Injustice makes my skin crawl.
We are exposed to life’s minor injustices on a regular basis—an impatient shopper cutting in line, a schoolyard bully stealing a treat, a cheater.
Even the minor ones are hard to take. I want to jump in, send the shopper to the back of the line, return the treat, disqualify the cheater.
Of course, I am not alone. I like to think that we all have that sense of fairness. How often, though, do we actually get to stop injustice in its tracks?
Not long ago, I was consulted by a fellow who had been injured in a car crash through no fault of his own.
It was just over two years after the crash and the pain from those injuries had become chronic.
He was looking for a lawyer to help him achieve fair compensation for his injuries. How I wished he had come to me just a couple weeks earlier.
Have you ever heard of a limitation period? It is a time limit.
If a lawsuit is not started within the time limit, the right to fair compensation expires.
One day, you have a claim and the next day, the claim is gone. The fellow who consulted me had been dealing directly with the insurance company.

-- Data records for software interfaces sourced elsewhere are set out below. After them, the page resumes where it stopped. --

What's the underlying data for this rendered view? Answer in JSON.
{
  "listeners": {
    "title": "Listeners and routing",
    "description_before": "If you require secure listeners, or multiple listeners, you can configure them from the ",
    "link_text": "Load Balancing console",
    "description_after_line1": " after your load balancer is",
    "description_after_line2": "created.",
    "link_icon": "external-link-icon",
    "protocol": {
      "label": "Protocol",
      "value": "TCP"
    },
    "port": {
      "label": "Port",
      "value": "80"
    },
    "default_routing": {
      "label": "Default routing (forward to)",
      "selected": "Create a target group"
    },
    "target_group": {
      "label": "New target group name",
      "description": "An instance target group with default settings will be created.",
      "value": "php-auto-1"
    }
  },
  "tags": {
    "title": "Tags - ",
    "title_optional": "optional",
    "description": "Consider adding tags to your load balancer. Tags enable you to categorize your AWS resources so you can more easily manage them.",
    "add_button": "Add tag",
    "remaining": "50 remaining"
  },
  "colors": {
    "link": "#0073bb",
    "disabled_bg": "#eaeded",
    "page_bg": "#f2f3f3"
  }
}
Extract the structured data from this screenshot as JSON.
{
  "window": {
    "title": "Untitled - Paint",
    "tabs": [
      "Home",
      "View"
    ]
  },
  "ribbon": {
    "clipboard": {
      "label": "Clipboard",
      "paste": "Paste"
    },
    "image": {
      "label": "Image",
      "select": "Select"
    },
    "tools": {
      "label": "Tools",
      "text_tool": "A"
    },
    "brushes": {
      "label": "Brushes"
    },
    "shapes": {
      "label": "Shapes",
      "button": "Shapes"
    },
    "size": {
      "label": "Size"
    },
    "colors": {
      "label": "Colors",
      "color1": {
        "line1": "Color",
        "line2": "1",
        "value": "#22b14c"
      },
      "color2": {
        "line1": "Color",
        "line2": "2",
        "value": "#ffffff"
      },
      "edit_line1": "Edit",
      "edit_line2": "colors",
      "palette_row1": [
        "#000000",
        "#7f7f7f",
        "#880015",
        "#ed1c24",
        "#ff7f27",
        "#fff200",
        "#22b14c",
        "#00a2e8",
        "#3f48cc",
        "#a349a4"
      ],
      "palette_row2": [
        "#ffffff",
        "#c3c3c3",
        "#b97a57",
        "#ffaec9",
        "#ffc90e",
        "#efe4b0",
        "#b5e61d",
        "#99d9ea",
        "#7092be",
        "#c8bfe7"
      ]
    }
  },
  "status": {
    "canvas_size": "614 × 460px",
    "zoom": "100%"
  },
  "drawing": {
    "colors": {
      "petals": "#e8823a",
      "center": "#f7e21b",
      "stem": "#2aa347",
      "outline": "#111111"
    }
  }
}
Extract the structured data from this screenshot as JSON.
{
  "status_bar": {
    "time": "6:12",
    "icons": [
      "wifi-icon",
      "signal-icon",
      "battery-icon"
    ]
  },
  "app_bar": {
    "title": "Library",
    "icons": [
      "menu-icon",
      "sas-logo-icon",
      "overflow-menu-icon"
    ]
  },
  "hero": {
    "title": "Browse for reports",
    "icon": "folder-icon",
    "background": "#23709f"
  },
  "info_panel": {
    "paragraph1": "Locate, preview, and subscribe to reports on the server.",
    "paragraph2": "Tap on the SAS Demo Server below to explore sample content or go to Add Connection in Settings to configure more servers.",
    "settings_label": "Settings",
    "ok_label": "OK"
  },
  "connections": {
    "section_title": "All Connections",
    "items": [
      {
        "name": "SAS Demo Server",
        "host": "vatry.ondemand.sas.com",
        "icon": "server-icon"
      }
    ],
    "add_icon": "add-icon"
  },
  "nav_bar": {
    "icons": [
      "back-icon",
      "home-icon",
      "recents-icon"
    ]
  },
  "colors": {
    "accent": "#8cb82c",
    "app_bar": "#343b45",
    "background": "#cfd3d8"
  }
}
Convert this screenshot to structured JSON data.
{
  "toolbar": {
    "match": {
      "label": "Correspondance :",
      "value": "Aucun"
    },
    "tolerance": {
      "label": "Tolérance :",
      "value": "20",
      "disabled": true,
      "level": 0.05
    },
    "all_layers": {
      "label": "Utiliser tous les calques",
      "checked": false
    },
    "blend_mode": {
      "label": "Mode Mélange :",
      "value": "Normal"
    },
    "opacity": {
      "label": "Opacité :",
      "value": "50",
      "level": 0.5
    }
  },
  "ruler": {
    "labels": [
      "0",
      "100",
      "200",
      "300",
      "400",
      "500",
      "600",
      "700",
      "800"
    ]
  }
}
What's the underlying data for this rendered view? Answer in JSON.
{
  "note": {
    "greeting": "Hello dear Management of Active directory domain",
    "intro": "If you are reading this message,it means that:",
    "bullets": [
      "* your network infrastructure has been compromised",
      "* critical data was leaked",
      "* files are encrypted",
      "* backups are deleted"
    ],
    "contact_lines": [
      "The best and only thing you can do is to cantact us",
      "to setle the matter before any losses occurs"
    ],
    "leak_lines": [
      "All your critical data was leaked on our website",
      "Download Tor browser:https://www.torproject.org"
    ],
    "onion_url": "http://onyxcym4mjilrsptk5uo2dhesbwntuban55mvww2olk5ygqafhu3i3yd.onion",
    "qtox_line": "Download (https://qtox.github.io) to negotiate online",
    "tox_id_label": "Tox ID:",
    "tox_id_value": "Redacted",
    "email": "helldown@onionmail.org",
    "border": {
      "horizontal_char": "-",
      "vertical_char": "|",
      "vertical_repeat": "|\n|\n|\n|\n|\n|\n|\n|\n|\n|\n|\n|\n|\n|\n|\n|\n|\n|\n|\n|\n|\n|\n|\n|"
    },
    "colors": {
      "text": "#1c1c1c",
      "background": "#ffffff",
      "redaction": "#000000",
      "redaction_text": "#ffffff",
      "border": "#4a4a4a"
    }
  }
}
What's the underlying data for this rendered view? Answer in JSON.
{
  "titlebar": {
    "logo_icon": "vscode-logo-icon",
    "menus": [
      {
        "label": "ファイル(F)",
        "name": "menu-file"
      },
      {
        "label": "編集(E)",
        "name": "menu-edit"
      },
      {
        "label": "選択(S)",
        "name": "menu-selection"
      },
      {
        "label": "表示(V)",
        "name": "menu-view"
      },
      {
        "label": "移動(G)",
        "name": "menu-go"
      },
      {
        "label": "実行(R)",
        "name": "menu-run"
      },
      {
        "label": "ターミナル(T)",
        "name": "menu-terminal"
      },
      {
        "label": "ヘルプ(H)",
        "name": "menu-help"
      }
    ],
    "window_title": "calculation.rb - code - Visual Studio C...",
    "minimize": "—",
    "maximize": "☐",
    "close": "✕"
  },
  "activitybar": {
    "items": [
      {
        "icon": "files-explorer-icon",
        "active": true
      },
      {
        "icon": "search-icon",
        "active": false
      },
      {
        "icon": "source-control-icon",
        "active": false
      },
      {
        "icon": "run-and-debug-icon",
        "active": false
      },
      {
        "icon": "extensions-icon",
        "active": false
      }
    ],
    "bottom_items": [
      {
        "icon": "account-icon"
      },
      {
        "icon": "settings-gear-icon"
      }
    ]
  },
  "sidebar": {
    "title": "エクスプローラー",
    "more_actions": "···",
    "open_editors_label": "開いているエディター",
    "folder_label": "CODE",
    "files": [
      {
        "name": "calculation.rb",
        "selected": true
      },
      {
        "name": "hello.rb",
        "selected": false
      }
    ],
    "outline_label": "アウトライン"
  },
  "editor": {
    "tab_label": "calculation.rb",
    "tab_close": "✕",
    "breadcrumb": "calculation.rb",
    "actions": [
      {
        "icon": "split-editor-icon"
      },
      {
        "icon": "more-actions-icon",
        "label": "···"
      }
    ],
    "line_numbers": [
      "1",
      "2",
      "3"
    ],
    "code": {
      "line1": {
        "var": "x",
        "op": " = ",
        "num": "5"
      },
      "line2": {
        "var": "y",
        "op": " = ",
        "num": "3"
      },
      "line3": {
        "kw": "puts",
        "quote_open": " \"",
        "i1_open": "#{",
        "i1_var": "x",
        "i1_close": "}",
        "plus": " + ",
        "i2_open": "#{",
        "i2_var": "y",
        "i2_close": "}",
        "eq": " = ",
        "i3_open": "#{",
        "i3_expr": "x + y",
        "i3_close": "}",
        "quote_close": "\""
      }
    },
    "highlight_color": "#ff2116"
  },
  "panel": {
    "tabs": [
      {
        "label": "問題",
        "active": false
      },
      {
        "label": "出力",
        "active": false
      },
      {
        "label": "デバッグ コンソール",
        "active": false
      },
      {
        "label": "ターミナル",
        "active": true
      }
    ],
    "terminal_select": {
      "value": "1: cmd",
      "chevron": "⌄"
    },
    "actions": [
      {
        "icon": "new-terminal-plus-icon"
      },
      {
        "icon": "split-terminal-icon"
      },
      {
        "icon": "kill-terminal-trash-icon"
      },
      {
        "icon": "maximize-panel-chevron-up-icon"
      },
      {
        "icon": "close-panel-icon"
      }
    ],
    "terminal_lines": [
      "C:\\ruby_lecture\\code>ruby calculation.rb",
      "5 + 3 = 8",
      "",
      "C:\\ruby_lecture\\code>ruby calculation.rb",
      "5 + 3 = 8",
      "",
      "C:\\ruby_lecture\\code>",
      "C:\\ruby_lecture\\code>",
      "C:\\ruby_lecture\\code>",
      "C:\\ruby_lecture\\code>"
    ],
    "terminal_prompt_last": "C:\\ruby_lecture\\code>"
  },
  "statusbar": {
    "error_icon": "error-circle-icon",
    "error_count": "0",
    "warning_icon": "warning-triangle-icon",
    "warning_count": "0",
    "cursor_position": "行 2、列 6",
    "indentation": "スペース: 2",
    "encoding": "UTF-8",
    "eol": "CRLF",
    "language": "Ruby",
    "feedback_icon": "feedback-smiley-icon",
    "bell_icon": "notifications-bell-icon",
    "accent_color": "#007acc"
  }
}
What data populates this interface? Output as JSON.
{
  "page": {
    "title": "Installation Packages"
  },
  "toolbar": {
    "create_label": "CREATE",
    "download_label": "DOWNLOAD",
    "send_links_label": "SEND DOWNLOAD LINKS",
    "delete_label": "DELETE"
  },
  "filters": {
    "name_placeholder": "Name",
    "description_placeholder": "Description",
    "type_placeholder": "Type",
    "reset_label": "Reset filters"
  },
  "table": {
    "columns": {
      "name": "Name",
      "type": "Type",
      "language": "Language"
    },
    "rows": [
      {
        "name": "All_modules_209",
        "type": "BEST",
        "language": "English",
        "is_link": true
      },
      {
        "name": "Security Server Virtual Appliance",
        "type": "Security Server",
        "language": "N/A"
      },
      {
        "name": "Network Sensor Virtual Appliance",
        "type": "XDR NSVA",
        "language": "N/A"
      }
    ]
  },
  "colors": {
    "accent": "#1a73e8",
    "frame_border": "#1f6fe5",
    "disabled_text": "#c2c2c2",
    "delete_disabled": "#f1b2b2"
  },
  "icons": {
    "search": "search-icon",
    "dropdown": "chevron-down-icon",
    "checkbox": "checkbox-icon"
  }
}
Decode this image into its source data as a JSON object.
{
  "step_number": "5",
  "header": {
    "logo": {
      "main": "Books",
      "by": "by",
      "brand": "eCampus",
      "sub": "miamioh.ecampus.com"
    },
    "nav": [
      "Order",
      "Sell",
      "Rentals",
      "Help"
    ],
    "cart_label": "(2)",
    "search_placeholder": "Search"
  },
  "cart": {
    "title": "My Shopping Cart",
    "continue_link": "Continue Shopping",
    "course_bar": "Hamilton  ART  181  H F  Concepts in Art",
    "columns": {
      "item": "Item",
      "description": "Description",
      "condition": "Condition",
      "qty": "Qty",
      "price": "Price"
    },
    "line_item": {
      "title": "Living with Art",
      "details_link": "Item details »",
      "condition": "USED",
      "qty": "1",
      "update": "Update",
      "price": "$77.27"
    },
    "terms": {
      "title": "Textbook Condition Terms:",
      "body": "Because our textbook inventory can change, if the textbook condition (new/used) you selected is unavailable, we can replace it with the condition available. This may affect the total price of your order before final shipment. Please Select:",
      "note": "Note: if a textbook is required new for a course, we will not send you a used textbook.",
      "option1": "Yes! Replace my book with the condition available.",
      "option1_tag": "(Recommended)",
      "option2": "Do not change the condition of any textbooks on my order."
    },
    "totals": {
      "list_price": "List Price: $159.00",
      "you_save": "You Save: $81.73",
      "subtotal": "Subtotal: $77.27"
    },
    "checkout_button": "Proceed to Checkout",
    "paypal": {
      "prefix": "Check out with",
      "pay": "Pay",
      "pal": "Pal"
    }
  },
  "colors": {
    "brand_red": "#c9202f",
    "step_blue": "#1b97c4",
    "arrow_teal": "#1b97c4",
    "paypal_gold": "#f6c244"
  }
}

I don’t know whether the adjuster handling his claim mentioned the limitation period but I do know, with certainty, that he wasn’t sufficiently warned because he didn’t come to me until after the limitation period had expired.
One day he had a case and the next day he didn’t. I wonder how many of the hundreds of millions of dollars of insurance company profits are made up of cases like that one. I wonder if they uncorked champagne.
Is your skin crawling? Hang on. I have a better story.
It was a Friday afternoon. I had just returned to the office from a type of pre-trial hearing.
A lady called me over as I was heading into my office. She asked me if I did any personal injury work. (No, she doesn’t read this column.)
She told me about her sister who had been in a crash a couple of years earlier. She had been dealing directly with the insurance company but had finally decided to hire a lawyer.
I don’t know exactly what the insurance adjuster told her but I do know what she had come to understand from those discussions.
She understood that if she didn’t settle her claim within two years, she would have to hire a lawyer. Her sister was helping her find a lawyer.
She happened to see me coming into my office and happened to inquire.
Get this: It was two years to the day after the crash.
In my mind’s eye, I could already see the bottles of champagne lined up, on ice at the insurance company offices.
In 2 ½ hours, the court registry where the lawsuit had to be filed would close.
In 150 minutes, the claim would be gone.
There’s something about a looming deadline that focuses you. There’s also something about 150 minutes standing between justice and injustice that stokes the fire under your boiler.
Fortunately, we live in a technological world. I was able to contact the sister on her cell phone.
Once I explained the urgency of the situation, she immediately left work went home and gave me the necessary information from the police report.
I left an urgent message for the adjuster but, of course, I couldn’t rely on a timely response from him.
I prepared the writ on my computer, printed, signed, scanned and filed it electronically.
It was a sweet thing seeing that electronically affixed court registry date stamp on the document. Injustice averted—by a hair. I’m not a champagne kind of guy. I cracked a beer or two.
There’s a lesson in this. You cannot rely on an insurance company to advise you about your rights. That’s not its role. Its allegiance is to the driver who caused the crash and to its bottom line, not to you. Another lesson? Sometimes the stars really do line up.
Published October 5, 2008 in the Kelowna Capital News